Saturday, September 08, 2018

Mellow Mountaineering

Di, Martin and Clive joined me for four days. Di and Martin had visited Chamonix many many times for skiing , but not much in the summer. It was Clives first time . The remit was to go to some interesting areas and learn as much as possible On our first day we climbed the South Ridge of Les Glieres. It is hard to find a climb in the Chamonix valley with a better back drop.
The next day we headed up the Grands Montets and after having a comprehensive re-cap on all things ices-axes and crampons we put the skills to work by climbing the East Ridge of Les Grands Montets.
The forecast for the next day was for torrential rain. I decided that the best thing to do was to go for a long walk. I choose to drive around to the Emosson Dam and climb the peak Bel Oiseau. Yet it did not rain one drop and we enjoyed fantastic views and even finished up with a swim in the Lake.
Our final day was to be a good way to finish: We drove through the Mt Blanc Tunnel and rode the Skyway lift to the Helbronner summit. We then headed across the glacier to climb the impressive summit of the Aiguille du Marbree.
It was not until we were back at the bottom and congratulating ourselves on a great four days that we had the biggest scare of the week. As we got up from the table and swung our rucksacks onto our backs, Clive let out a bunch of expletives : Unbeknown to him a snake had crawled into his rucksack and as he walked off it crawled out of his pack and attempted to crawl onto his back. Some bezerk like movements threw the snake off and off it slunked.

Tuesday, September 04, 2018

Its called the "Weisshorn" for a Reason

Our goal for the end of our week together was to be the East Ridge of the Weisshorn. This was to be David Brooksbank's third attempt on the mountain with me. The previous two never even got anywhere near it. In fact last year we headed to the Dolomites due to bad weather. This year was to be different we had a good forecast, and the main pressure was securing a booking in the Weisshorn Hut. With the booking made , we started our climbing and acclimatization by heading around to the Moiry Hut. This is as near a perfect place to both acclimatize and climb some straight forward peaks with out becoming exhausted.

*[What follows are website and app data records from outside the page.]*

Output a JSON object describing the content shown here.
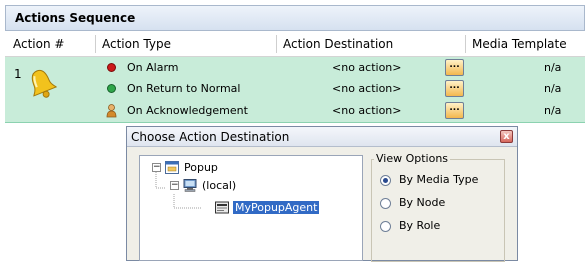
{
  "panel": {
    "title": "Actions Sequence",
    "columns": {
      "action_no": "Action #",
      "action_type": "Action Type",
      "action_destination": "Action Destination",
      "media_template": "Media Template"
    },
    "row_number": "1",
    "rows": [
      {
        "status_color": "#cc1a1a",
        "type": "On Alarm",
        "destination": "<no action>",
        "button": "...",
        "template": "n/a"
      },
      {
        "status_color": "#2fa64a",
        "type": "On Return to Normal",
        "destination": "<no action>",
        "button": "...",
        "template": "n/a"
      },
      {
        "status_icon": "acknowledge-person-icon",
        "type": "On Acknowledgement",
        "destination": "<no action>",
        "button": "...",
        "template": "n/a"
      }
    ],
    "row_icon": "bell-icon",
    "row_background": "#c8ecd9"
  },
  "dialog": {
    "title": "Choose Action Destination",
    "close_glyph": "x",
    "tree": [
      {
        "label": "Popup",
        "icon": "popup-window-icon",
        "expander": "−"
      },
      {
        "label": "(local)",
        "icon": "computer-icon",
        "expander": "−"
      },
      {
        "label": "MyPopupAgent",
        "icon": "agent-icon",
        "selected": true
      }
    ],
    "view_options": {
      "legend": "View Options",
      "options": [
        {
          "label": "By Media Type",
          "selected": true
        },
        {
          "label": "By Node",
          "selected": false
        },
        {
          "label": "By Role",
          "selected": false
        }
      ]
    }
  }
}
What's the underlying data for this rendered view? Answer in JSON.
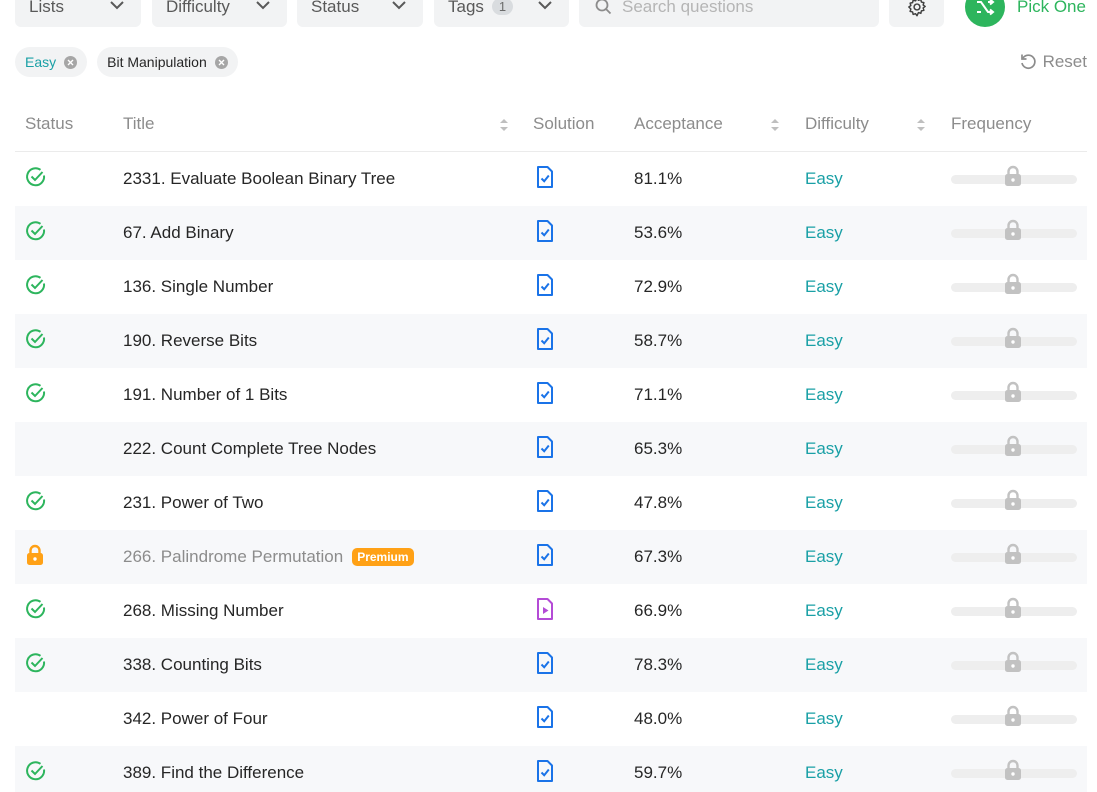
{
  "toolbar": {
    "lists_label": "Lists",
    "difficulty_label": "Difficulty",
    "status_label": "Status",
    "tags_label": "Tags",
    "tags_count": "1",
    "search_placeholder": "Search questions",
    "pick_one_label": "Pick One"
  },
  "filters": {
    "chips": [
      "Easy",
      "Bit Manipulation"
    ],
    "reset_label": "Reset"
  },
  "table": {
    "headers": {
      "status": "Status",
      "title": "Title",
      "solution": "Solution",
      "acceptance": "Acceptance",
      "difficulty": "Difficulty",
      "frequency": "Frequency"
    },
    "rows": [
      {
        "status": "solved",
        "title": "2331. Evaluate Boolean Binary Tree",
        "solution": "article",
        "acceptance": "81.1%",
        "difficulty": "Easy"
      },
      {
        "status": "solved",
        "title": "67. Add Binary",
        "solution": "article",
        "acceptance": "53.6%",
        "difficulty": "Easy"
      },
      {
        "status": "solved",
        "title": "136. Single Number",
        "solution": "article",
        "acceptance": "72.9%",
        "difficulty": "Easy"
      },
      {
        "status": "solved",
        "title": "190. Reverse Bits",
        "solution": "article",
        "acceptance": "58.7%",
        "difficulty": "Easy"
      },
      {
        "status": "solved",
        "title": "191. Number of 1 Bits",
        "solution": "article",
        "acceptance": "71.1%",
        "difficulty": "Easy"
      },
      {
        "status": "none",
        "title": "222. Count Complete Tree Nodes",
        "solution": "article",
        "acceptance": "65.3%",
        "difficulty": "Easy"
      },
      {
        "status": "solved",
        "title": "231. Power of Two",
        "solution": "article",
        "acceptance": "47.8%",
        "difficulty": "Easy"
      },
      {
        "status": "locked",
        "title": "266. Palindrome Permutation",
        "badge": "Premium",
        "solution": "article",
        "acceptance": "67.3%",
        "difficulty": "Easy"
      },
      {
        "status": "solved",
        "title": "268. Missing Number",
        "solution": "video",
        "acceptance": "66.9%",
        "difficulty": "Easy"
      },
      {
        "status": "solved",
        "title": "338. Counting Bits",
        "solution": "article",
        "acceptance": "78.3%",
        "difficulty": "Easy"
      },
      {
        "status": "none",
        "title": "342. Power of Four",
        "solution": "article",
        "acceptance": "48.0%",
        "difficulty": "Easy"
      },
      {
        "status": "solved",
        "title": "389. Find the Difference",
        "solution": "article",
        "acceptance": "59.7%",
        "difficulty": "Easy"
      }
    ]
  },
  "colors": {
    "accent_green": "#2db55d",
    "easy_teal": "#1aa0a6",
    "premium_orange": "#ffa116",
    "solution_blue": "#1a73e8",
    "video_purple": "#b44bd6"
  }
}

We climbed the Pigne de Lé.3396m. David then "agreed " to join me for a swim in the beautiful Moiry Lake and he didn't even complain about having to share it with a few ice bergs.
We then headed back to Chamonix where it rained . Yet we still went rock climb high above Le Brevent and climbed [or swam up] the aptly named Mickey Mouse.
It was then off to the Weisshorn Hut.
The guide book describes the hut walk as "hideous." While it is long and steep [about 4 hours] it is anything but hideous. In fact it climbs up through a beautiful larch forest on a very well built path. What was hideous was that it started to rain , then the higher we ascended it started to snow, yet our optimism was not dented too much because the forecast for the next day was still good. The problem was that it just continued to snow harder and harder. We arrived at the wonderful Weisshorn Hut to be greeted by the Guardian with a warm Grog and to discover we were the only guests... The alarm went off at 3.00am. The sky was clear . The Guardian thought it was worth having an attempt, the bottom line would be to know how much snow had fallen on the rocks on the ridge. so working on the principle "you don't know until you try" We set off to try. We tried for about two and a half hours and then admitted defeat. There was just too much fresh snow.
It was a good job we stopped where we did because retreat proved to be far from simple. The Weisshorn was now very "weiss". The day was now beautiful
We retraced our steps and after stopping for a chat with the Guardian and his wife we headed off back down the path to Randa only stopping to cool the feet off in a welcome trough.
Back in Chamonix and for our final day together we headed up La Flegere and climbed the brilliant Point Gaspard
I think this is one of the best climbs in the Aiguille Rouge giving sustained wonderful climbing and it finishes on a good summit
I was quite tired afterwards. David apparently not so . He took himself off to play 18 holes of Golf.